Exercise aim:
Below are records. Find each line in them that holds the word "image" and copy it.

#### Extracted material ####

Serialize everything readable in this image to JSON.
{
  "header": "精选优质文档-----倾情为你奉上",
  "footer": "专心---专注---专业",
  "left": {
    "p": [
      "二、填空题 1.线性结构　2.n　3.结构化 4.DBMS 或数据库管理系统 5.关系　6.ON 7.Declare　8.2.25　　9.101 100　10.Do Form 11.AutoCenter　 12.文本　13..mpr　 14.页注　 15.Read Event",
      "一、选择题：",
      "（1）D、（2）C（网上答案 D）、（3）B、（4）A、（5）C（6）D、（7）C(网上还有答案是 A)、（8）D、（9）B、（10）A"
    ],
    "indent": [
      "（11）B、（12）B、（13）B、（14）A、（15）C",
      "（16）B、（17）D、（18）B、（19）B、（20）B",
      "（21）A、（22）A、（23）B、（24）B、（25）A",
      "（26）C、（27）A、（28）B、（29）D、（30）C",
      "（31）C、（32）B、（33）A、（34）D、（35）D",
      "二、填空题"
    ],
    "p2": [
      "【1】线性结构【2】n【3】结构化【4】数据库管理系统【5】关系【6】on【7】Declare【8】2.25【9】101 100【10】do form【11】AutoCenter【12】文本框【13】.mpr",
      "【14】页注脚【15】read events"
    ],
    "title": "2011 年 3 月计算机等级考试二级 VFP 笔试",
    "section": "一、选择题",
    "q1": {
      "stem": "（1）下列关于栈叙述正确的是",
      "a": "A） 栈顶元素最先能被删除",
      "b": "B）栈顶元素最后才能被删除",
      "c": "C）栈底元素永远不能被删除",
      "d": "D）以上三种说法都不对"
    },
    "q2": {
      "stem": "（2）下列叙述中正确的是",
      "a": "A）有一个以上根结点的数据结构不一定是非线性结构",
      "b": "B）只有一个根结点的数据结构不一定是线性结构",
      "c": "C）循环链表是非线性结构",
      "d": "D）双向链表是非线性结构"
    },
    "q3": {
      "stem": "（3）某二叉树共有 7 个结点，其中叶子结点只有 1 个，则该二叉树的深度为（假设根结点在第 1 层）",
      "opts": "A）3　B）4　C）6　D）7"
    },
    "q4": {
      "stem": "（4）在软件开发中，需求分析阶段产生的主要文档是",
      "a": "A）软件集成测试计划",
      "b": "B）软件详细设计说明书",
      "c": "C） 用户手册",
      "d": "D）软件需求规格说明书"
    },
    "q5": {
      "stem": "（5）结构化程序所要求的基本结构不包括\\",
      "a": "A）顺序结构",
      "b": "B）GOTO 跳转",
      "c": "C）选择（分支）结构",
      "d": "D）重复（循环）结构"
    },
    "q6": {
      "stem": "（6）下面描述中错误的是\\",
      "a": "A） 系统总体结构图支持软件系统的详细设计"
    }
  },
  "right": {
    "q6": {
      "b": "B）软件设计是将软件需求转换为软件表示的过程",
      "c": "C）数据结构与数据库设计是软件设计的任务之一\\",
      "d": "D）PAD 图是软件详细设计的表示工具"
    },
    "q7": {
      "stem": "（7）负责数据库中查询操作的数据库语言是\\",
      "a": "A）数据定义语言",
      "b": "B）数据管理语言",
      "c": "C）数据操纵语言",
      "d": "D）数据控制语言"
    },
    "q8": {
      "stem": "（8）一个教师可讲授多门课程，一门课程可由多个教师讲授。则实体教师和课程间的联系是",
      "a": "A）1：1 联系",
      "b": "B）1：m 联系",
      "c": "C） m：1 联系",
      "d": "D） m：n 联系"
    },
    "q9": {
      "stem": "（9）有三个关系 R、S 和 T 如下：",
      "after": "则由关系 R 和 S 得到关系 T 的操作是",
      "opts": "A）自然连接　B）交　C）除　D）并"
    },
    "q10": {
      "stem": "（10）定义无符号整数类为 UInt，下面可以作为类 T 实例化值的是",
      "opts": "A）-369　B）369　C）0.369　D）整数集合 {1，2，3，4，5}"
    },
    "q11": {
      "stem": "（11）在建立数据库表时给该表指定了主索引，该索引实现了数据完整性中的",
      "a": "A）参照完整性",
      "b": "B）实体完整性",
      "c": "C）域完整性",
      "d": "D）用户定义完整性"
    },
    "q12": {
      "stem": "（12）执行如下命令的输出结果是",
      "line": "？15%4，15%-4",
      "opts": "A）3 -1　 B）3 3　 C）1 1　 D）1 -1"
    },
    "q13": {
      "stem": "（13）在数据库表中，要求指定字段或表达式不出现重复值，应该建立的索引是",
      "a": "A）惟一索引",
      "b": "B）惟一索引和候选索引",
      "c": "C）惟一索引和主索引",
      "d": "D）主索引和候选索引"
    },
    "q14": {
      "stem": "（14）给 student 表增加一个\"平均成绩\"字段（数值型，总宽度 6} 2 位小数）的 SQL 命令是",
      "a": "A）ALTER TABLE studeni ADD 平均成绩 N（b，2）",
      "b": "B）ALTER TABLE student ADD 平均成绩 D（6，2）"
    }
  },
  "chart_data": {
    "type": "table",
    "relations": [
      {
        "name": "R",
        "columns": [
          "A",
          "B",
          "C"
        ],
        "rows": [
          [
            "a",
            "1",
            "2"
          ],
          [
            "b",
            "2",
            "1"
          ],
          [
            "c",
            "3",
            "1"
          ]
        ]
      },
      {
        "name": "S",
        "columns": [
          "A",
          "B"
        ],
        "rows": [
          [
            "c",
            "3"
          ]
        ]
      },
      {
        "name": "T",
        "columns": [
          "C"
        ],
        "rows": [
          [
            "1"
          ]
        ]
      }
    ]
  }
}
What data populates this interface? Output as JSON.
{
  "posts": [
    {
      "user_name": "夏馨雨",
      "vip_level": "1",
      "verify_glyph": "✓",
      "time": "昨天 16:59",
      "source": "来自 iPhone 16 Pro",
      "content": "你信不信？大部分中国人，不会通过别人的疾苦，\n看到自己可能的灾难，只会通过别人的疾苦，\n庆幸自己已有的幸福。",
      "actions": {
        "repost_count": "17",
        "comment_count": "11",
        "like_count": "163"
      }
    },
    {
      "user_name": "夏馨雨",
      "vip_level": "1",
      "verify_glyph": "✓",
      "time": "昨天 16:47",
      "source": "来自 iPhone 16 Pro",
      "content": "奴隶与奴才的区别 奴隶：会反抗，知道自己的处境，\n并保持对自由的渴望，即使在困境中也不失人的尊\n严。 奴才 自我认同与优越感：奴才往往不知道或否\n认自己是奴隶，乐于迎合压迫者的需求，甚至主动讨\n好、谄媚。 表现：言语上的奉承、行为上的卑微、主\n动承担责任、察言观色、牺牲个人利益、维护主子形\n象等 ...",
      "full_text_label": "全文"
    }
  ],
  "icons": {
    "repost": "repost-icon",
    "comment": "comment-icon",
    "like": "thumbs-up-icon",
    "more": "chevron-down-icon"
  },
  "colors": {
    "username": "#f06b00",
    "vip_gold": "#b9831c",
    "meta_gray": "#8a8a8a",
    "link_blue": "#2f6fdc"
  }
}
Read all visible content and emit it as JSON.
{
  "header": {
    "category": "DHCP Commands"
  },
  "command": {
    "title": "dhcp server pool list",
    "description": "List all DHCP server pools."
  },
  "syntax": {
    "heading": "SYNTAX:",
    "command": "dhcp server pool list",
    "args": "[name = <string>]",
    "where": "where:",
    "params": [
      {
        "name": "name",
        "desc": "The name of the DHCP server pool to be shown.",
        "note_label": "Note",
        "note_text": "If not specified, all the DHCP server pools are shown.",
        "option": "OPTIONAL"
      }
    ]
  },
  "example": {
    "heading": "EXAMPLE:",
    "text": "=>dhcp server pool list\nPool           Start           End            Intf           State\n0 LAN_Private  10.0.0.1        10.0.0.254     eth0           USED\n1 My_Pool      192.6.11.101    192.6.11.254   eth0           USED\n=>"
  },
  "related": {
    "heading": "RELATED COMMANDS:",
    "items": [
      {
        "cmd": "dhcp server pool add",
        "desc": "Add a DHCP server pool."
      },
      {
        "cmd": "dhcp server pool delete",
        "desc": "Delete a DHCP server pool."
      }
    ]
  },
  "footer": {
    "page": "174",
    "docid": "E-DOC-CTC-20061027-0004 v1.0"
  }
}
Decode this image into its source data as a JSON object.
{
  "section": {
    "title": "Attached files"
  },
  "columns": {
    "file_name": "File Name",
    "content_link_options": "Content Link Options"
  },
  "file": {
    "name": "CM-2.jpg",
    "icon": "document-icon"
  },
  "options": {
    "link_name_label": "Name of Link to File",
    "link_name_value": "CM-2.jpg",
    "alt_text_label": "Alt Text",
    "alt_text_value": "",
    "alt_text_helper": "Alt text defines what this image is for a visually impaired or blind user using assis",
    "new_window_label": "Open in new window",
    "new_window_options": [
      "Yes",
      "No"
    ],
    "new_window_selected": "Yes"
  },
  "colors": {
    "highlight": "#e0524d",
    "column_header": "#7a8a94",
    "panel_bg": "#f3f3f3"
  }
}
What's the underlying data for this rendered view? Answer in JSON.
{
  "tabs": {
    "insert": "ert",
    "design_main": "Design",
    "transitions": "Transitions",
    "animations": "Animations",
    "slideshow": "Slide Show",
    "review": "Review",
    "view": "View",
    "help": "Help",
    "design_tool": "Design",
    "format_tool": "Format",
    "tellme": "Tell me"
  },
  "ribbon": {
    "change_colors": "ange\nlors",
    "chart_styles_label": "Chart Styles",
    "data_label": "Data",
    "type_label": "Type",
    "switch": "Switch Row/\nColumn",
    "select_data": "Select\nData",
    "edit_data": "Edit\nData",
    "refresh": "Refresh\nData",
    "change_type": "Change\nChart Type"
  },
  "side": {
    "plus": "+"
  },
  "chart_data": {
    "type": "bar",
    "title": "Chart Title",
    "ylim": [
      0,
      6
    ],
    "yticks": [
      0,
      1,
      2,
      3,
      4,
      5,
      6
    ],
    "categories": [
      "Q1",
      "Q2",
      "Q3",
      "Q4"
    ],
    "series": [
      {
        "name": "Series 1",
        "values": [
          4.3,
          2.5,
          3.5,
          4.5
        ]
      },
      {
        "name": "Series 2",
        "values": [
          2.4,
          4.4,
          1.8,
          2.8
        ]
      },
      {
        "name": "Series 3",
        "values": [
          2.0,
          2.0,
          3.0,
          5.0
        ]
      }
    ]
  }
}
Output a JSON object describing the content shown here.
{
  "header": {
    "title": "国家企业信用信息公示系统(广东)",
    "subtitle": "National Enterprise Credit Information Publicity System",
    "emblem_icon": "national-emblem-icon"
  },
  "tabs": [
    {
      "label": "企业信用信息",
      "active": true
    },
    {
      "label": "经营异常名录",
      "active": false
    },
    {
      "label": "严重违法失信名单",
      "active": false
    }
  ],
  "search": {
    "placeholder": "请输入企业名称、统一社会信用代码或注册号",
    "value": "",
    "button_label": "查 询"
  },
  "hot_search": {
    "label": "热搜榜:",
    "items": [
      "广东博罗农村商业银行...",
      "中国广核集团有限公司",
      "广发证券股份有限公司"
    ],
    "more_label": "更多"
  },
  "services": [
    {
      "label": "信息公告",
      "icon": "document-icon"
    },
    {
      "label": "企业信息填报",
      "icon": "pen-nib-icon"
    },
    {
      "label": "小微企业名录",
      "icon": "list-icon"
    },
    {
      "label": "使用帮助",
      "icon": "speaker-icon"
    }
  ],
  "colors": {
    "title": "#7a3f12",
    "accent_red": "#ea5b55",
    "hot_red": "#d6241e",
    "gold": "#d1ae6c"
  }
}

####

The completed task:
Serialize everything readable in this image to JSON.
Decode this image into its source data as a JSON object.
    "alt_text_helper": "Alt text defines what this image is for a visually impaired or blind user using assis",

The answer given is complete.